[Data about app and page elements]
........

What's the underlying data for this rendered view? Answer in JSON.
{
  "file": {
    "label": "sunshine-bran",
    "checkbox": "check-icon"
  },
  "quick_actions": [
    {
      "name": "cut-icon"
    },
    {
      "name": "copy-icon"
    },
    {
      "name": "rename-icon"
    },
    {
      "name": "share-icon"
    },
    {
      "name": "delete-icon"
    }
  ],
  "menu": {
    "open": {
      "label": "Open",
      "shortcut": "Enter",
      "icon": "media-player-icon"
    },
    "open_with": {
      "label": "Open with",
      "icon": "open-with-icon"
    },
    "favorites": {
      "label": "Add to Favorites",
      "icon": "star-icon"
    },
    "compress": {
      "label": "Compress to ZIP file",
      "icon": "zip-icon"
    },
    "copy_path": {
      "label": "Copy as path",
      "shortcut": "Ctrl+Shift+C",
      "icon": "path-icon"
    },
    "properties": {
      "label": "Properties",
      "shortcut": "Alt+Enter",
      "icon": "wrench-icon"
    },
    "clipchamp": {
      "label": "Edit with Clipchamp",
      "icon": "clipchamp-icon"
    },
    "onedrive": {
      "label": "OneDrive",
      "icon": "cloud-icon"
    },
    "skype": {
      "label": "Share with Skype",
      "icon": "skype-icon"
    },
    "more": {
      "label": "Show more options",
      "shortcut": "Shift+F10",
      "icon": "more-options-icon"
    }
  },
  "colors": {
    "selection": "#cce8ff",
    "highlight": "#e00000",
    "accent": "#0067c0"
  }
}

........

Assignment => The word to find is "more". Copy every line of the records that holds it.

The answer =>
    "more": {
      "label": "Show more options",
      "icon": "more-options-icon"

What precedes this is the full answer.